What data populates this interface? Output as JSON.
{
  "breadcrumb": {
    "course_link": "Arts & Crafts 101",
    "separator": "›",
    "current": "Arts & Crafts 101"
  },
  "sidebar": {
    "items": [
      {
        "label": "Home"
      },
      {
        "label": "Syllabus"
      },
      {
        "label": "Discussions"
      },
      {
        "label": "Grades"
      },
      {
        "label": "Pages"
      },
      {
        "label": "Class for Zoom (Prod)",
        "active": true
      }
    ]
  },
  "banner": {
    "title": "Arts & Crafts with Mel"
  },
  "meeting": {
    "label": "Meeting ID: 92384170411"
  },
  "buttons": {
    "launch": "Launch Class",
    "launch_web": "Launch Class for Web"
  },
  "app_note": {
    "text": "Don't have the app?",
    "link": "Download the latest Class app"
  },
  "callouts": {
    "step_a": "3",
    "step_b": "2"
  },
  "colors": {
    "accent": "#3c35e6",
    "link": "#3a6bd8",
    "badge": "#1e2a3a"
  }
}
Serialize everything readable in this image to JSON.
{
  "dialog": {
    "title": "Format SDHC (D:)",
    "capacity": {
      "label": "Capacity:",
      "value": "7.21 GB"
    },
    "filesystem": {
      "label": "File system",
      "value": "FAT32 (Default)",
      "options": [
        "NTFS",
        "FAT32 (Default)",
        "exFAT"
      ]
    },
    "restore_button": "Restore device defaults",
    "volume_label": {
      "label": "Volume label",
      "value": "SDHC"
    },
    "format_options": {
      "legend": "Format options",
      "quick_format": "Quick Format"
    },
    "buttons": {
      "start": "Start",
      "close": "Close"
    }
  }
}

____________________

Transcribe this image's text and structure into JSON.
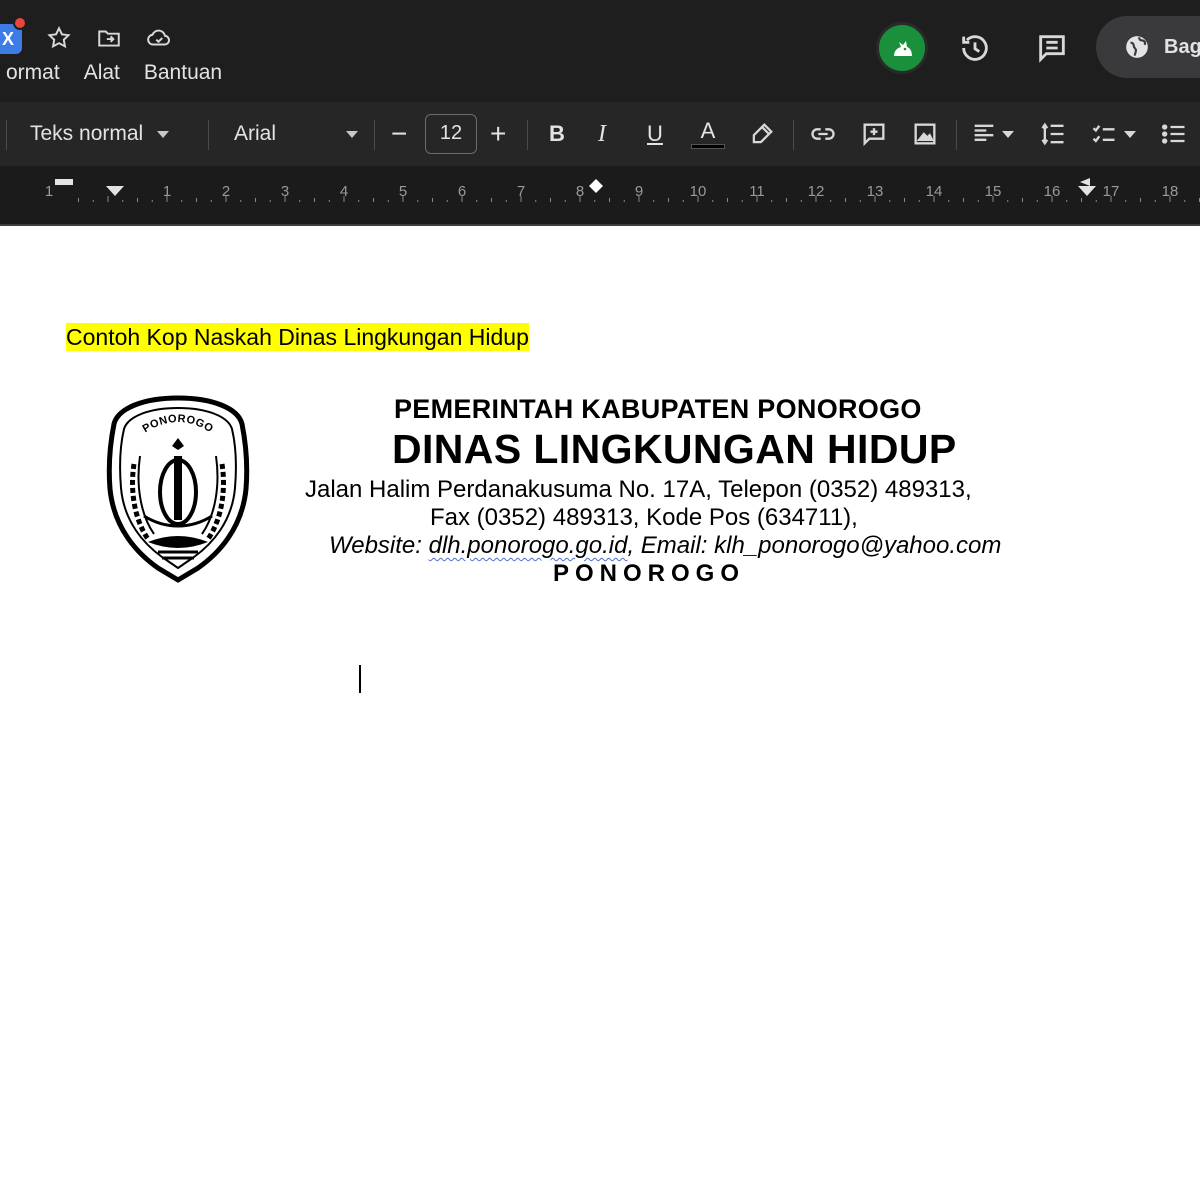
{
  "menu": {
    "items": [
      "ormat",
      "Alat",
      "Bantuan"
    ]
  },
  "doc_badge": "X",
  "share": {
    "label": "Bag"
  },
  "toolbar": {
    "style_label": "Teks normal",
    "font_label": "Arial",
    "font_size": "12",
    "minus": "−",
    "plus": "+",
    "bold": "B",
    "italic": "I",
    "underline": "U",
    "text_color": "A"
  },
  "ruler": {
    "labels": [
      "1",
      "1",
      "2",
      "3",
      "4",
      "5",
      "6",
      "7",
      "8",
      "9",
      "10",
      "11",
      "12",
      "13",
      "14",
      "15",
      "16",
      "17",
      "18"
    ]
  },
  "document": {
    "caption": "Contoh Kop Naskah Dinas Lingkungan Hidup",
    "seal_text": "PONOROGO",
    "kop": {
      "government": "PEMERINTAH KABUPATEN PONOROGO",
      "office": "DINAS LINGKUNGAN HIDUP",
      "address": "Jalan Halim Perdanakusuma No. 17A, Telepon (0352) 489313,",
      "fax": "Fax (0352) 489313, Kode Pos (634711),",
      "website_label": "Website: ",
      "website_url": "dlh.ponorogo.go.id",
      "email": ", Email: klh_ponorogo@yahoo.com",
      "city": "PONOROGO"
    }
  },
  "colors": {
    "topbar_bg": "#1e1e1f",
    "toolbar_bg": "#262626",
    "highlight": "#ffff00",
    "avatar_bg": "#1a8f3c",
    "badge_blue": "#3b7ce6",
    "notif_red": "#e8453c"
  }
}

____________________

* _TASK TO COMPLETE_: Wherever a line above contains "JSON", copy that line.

* _ANSWER FOR THIS EXERCISE_:
What data populates this interface? Output as JSON.
Serialize everything readable in this image to JSON.
Transcribe this image's text and structure into JSON.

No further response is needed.